While waiting in the International Airport a few hours before my flight arrived, I had the pleasure of talking to an older Creole woman who was escorting four young Belezian girls back to the states. The girls revered her as they would their grandmother, although she was of no relation; merely a trusted friend of the family. This woman classifies herself as Belezian, but still I noticed that although she never referred to herself specifically as being black, everything she discussed was in the context of being black.
This well-traveled woman has visited several countries in Africa, the UK, and of course the U.S. As we discussed being able to connect with our ancestors, she made it clear that although in Belize, everyone is considered Belezian with no regards to which ethnic group you belong to, being Creole, she always knew she had a connection elsewhere, to Africa, and longed to travel there. To her dismay, in all the countries she traveled to in Africa, she felt like an outcast, like she was not pure. The problem, she said, was within our own people. The Africans, she said, sold their own people into slavery. It was not her fault that as a result she became of mixed blood. Then when she traveled to the United States, she felt that same disconnect from African-American people. Again, she was different. No one reached out to help her. She felt it was like every man for himself.

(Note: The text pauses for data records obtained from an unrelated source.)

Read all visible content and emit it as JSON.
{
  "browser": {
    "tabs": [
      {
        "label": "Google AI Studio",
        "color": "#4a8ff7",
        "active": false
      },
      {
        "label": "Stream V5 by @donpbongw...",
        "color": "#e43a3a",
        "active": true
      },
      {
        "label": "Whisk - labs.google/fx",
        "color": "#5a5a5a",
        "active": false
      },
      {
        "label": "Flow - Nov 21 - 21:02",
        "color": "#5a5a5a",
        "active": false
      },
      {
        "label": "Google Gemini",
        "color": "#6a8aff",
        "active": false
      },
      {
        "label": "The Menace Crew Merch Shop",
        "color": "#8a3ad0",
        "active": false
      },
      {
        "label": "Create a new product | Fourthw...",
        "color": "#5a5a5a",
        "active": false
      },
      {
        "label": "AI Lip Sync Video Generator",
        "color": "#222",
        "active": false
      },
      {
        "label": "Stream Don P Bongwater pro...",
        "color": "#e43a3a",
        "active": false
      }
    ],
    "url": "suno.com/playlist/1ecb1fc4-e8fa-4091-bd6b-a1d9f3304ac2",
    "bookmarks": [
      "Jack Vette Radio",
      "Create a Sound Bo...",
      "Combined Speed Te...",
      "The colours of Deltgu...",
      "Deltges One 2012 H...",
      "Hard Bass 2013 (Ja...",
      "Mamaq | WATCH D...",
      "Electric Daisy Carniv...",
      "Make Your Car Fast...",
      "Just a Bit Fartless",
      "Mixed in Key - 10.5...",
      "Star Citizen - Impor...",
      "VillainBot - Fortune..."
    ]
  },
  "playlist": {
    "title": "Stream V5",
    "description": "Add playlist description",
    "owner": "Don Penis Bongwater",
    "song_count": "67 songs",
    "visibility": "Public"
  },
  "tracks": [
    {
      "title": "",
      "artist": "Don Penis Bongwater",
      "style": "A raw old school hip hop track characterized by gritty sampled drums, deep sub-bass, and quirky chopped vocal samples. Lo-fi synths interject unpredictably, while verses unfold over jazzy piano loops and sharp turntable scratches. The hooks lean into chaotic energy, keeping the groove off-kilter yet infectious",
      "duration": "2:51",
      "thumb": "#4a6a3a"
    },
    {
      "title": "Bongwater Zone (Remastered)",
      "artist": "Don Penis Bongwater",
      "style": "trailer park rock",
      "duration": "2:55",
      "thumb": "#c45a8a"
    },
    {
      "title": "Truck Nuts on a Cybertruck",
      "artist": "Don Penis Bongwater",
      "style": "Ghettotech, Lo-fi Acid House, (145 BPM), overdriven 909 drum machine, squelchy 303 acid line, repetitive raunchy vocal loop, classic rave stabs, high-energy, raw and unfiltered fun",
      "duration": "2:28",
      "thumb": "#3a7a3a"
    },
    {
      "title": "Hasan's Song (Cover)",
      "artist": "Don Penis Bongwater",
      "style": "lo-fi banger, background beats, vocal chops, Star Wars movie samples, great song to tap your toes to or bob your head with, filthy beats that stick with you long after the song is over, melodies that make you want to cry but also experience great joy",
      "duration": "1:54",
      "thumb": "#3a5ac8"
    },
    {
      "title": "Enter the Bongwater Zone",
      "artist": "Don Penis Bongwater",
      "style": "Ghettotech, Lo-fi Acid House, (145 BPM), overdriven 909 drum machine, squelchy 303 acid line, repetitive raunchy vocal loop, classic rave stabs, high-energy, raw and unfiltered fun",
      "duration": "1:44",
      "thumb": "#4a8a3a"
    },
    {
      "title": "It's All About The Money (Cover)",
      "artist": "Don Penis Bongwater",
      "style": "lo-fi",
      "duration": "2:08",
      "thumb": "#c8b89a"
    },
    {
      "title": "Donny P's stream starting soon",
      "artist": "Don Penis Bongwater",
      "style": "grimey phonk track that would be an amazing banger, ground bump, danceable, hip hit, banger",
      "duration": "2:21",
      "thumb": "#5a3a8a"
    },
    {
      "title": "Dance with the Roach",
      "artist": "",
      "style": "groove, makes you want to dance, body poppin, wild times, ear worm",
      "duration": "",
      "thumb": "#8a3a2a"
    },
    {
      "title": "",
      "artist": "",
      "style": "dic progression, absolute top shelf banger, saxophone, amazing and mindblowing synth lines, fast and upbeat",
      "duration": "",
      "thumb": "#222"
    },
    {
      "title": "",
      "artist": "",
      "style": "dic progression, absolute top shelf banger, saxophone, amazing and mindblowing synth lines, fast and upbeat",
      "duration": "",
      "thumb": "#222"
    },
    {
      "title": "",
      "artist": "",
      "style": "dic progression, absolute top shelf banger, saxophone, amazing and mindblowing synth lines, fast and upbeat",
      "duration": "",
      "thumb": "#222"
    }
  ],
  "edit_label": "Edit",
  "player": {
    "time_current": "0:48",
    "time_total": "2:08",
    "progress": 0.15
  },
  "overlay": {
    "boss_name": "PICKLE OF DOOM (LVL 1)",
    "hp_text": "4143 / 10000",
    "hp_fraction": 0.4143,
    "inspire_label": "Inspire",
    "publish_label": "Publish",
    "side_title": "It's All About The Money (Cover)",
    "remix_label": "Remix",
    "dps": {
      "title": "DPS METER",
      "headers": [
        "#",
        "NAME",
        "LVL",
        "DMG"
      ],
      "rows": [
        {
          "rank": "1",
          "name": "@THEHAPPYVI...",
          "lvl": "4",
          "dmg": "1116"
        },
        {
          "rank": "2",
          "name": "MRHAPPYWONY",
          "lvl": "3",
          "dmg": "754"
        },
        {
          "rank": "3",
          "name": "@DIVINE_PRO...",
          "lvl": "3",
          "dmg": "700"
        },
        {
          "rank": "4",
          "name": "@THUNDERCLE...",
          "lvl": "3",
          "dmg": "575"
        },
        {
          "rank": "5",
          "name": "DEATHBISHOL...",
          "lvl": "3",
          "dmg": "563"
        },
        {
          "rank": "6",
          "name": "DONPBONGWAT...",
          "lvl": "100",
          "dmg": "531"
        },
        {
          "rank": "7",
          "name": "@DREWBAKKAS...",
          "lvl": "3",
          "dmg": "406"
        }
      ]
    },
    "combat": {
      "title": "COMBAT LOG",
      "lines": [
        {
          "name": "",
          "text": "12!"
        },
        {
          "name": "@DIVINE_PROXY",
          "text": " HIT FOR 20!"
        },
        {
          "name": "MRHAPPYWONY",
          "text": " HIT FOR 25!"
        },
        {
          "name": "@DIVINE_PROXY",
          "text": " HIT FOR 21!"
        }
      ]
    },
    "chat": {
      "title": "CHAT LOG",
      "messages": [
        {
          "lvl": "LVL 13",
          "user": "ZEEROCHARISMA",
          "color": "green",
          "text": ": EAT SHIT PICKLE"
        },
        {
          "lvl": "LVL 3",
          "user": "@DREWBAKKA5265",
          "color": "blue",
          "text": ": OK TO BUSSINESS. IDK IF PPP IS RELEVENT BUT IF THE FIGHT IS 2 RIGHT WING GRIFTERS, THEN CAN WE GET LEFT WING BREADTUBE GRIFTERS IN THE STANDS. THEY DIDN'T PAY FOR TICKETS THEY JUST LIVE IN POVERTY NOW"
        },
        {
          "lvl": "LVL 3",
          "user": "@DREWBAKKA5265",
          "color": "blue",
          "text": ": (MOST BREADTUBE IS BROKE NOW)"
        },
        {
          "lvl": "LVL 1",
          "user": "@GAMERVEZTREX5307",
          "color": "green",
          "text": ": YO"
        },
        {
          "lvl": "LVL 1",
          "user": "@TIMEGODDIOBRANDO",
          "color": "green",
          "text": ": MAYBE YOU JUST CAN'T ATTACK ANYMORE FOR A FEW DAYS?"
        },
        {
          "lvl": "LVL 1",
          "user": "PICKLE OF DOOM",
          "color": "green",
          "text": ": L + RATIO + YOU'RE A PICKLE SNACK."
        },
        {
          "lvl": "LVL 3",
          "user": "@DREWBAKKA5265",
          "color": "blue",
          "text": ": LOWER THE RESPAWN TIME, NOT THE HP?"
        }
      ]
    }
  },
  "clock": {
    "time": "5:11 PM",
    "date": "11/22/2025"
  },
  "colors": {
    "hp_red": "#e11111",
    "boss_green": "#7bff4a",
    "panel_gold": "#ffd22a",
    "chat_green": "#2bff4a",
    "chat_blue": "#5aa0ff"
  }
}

She said that it was more painful to experience this negative attitude from people with her same descent that from anyone else. From those experiences she learned that although she longed to feel a certain connection to her ancestral roots, she had learned to accept the fact that she is of African descent even if she is never accepted. It is no longer important to her that she gains this external acceptance because in her heart she knows she belongs. Her hope for me was that I was able to experience hospitality in her home country as she had wished to initially feel when she entered the United States. Thankfully, I was able to inform her that I felt welcomed here in Belize. I did not feel like an outsider, although clearly I was. There was nothing but good feelings here.
On the flight home I had the chance to reflect upon what the woman in the airport discussed. Why is it that my own people cannot always be more supportive of each other? Maslow’s Hierarchy of Needs tells us that all of us have a desire to belong. But it is quite shameful that as a people we do not always help others, regardless of race or ethnicity, to help satisfy that sense of belonging. Now as I welcome a new group of children this school year, I must make conscious efforts to make sure to include everyone; to ensure that no child feels less than or that he or she cannot establish his or her place in the class, in the school, and in society. We all matter.